Monday, 4 July 2016

Scenario; The Flight of the Royal George


Text of the Incident From Wikipedia
A fuller account can be seen here;
http://www.warof1812.ca/kingstonharbour1812.pdf

In November 1812, Royal George was the largest warship on the lake, operating under the command of British Commodore Hugh Earl (or "Earle"). On thr 9th of November 1812, an American fleet of seven ships under the command of Commodore Isaac Chauncey surprised Royal George as she passed near the Bay of Quinte on Lake Ontario. Royal George eluded the American vessels by slipping into the North Channel between Amherst Island and the mainland as night fell, making her way into the safety of her home harbour at Kingston by 2 a.m.
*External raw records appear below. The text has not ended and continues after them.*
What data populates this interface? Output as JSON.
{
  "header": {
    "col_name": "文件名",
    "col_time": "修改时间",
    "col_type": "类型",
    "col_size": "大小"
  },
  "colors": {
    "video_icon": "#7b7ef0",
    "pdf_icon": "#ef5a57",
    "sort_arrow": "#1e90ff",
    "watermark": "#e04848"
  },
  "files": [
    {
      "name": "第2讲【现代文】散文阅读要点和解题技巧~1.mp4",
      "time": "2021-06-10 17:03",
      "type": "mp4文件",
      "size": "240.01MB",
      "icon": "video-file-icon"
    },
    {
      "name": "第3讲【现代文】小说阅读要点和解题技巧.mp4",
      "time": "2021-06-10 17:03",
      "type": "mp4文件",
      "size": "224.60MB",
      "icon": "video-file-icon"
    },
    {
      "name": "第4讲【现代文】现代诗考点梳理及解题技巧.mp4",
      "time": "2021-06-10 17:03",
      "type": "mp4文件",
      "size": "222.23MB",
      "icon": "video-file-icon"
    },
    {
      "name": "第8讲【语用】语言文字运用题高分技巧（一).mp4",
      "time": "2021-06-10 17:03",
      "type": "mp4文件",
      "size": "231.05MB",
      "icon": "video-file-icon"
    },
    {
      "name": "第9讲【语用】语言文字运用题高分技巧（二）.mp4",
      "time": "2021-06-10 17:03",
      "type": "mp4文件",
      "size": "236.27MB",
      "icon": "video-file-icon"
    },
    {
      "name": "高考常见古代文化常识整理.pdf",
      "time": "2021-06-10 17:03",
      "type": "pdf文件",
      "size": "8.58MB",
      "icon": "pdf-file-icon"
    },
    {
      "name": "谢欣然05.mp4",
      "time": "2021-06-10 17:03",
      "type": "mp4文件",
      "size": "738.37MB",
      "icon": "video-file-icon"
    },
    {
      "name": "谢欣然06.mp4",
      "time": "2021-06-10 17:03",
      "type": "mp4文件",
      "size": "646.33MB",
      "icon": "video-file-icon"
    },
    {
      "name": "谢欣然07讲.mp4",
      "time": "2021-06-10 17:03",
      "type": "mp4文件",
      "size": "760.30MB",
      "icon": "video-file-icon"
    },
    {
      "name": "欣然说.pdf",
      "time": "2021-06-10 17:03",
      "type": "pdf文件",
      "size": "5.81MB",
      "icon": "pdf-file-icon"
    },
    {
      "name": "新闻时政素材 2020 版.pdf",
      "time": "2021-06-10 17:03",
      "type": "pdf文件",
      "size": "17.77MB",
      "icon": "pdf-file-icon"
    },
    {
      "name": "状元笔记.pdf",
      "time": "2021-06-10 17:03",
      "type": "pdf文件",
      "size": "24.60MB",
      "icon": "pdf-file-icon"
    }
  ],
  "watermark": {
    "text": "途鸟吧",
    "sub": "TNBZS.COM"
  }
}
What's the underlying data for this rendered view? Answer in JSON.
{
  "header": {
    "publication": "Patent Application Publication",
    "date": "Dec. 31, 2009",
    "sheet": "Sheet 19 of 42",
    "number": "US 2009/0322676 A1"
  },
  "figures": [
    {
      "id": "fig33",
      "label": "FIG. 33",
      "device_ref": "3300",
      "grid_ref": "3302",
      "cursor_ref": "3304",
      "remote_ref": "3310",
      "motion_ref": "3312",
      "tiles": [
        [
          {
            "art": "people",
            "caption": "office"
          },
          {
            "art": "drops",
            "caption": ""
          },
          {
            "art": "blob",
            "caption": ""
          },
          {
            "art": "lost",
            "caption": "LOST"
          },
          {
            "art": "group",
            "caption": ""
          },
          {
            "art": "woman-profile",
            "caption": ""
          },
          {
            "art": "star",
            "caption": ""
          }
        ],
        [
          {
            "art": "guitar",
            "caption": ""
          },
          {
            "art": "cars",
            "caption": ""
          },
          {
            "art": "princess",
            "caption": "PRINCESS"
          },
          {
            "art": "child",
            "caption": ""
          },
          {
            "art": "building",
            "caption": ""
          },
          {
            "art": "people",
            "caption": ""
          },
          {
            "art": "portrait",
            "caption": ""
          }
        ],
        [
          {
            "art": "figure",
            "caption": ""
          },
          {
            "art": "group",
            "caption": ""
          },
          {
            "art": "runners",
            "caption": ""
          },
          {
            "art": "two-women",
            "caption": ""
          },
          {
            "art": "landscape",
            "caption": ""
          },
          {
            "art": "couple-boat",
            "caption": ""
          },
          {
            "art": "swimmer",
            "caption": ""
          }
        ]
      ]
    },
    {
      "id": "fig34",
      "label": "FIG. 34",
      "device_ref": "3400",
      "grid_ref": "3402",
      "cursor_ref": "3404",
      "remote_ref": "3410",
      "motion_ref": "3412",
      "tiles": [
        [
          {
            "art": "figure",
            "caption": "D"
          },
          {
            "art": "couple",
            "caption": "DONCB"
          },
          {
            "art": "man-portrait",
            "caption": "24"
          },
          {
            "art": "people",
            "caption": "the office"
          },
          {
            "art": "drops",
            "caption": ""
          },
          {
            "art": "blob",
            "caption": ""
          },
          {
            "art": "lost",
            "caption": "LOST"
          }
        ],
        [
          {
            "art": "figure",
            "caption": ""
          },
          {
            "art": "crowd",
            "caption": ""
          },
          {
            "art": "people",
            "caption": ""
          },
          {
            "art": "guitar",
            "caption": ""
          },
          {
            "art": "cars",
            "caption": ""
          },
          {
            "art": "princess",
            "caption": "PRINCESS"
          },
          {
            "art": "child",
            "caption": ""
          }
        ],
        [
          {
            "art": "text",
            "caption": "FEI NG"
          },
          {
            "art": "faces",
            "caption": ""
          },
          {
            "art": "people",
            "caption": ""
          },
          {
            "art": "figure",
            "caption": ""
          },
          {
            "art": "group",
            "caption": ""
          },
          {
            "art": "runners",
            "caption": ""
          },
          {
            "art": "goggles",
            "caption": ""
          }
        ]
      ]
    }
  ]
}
The pursuit of the Royal George
The Americans captured then burned the small sloop "The Two Brothers"

The following morning, the 10th of November, the American fleet resumed the pursuit, burning a small commercial vessel near Bath and proceeding along the shore. As they approached Kingston, they came under fire from shore batteries. Chauncey directed his ship, Oneida and the other American vessels to bombard and attempt to seize Royal George within its harbour. Artillery fire from the shore batteries along the shoreline, including two batteries on Point Henry, attempted to prevent them from closing on the British vessel. Round shot from the American vessels penetrated into the town but they were unable to capture Royal George. At the end of the day, they anchored out of sight of Kingston, intending to resume their attack the next day. However, an approaching storm caused Chauncey to withdraw hack to the American base at Sacketts Harbor without seizing their prize.

Above and below; depictions of the American fleet attacking the Royal George at Kingston Harbour



This would be the only American attack on Kingston during the War of 1812 as more personnel were sent to this important military and naval centre and strong fortifications were built on Point Henry to defend the dockyards. It was the only time that shots were fired from Point Henry in its history.




Kingston during the War of 1812

Reflections
Briefly at the beginning of the war the British had dominance on Lake Ontario. Chauncy quickly balanced things out by converting merchant vessels. After this action, more troops and batteries were added to Kingston. The Americans certainly had the upper hand in this incident but were not able to capture Kingston or the Royal George. A similar incident had happened in July but in reverse, when 3 British vessels attacked the Oneida at Sackett's Hatbour. 
In Chauncy's version of events the Royal George was almost sinking but Malcolmson's "The Lords of the Lake" states it had just one 32 pound hole in the hull, but the Ameeicans had several ships with hull and sail damage as well. The Americans had lost two entire armies by this point so we're looking for good news. The British had only one killed in this incident. The Provincial Marine were inexperienced and not up for a war.  They were under Commodore Hugh Earle. Shortly afterwards the British Navy took over under Yeo. 

Order of Battle

British
Commodore Hugh Earle (Poor)
Royal George 20 Guns
20 32 pound carronades

Collin's Bay
Gunboat est. 1 24 pounder

Shore Batteries
Collin's Bay
6 Pounder

Mississauga Point
2 9 Pounders

Point Henry
2 Batteries; 2 9 Pounders each 

Point Frederick
1 Battery; 2 9 Pounders

American
Commodore Isaac Chauncey (Average)

Oneida 18 Guns
16 24 pound carronades, 2 6 pounders

Hamilton 9 Guns 
8 18 pound carronades, 1 12 pounder (pivot)

Governor Tompkins 6 Guns
2 18 pound carronades, 1 32 pounder (pivot), 1 24 pounder (pivot), 2 9 pounders

Growler 5 Guns
1 24 pounder (pivot), 4 4 pounders

Conquest 3 Guns
2 24 pounders (pivots), 1 6 pounder

Pert 3 Guns
1 32 pounder (pivot), 2 4 pounders

Julia 2 Guns 
1 32 pounder (pivot), 1 12 pound (pivot)